So, re-frame; if this marketing job is right for me then I will get it.

Patience – processes are taking longer than usual, and each one is different.  It is frustrating but try to take each part of the process as a step towards your eventual goal.  Change your mindset to focus on each step, rather than the effort required for a potential negative outcome.  This will make it more manageable.

Support – if you are working with a marketing recruiter, use them for support and advice.  It may shock you to know that we want you to succeed almost as much as you do!   We are not there to put obstacles in your way, a good recruiter will do all they can to help you get over the line and get that marketing job you want.

Flexibility – money worries are a constant companion in times like this.  If you are getting to a point where things are unsustainable, give yourself a break and time to breathe.  Consider taking something temporary, even it is completely out of your field for a few weeks.  Continue to job hunt on the side but take the pressure off.

The most important thing -   Don’t get hung up on how long it is taking, or take it personally if you feel that the company or recruiter is messing you around.  Companies are being more cautious than ever; this is not a reflection on you or your application.  If you do get a no then try to bounce back from rejection quickly.  Spending a lot time dwelling on feedback or picking over what you did wrong isn’t usually the most constructive approach.  

It sounds harsh but if you get to the end and it is a no – then it is a no.  The hiring manager will have made their decision and unfortunately there is nothing you can do to change it.  It is easy to react and lash out with an email or telling everyone how angry you are.  Rather go for a walk, take some time to devote to self-care.  

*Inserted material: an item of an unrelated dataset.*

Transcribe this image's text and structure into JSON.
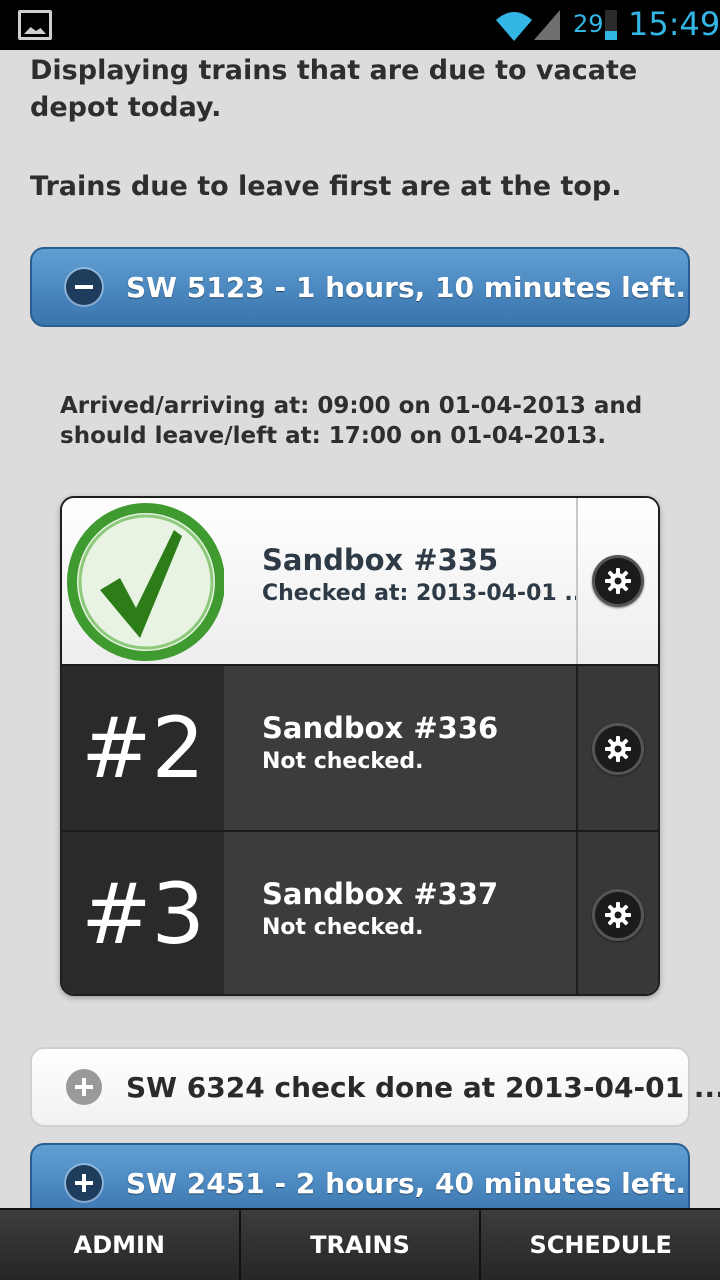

Ask yourself – “did I do everything in my power to get this job?”  If the answer is Yes – then move on.  If the answer is No – then make a check list of what you can do differently and make changes for next time.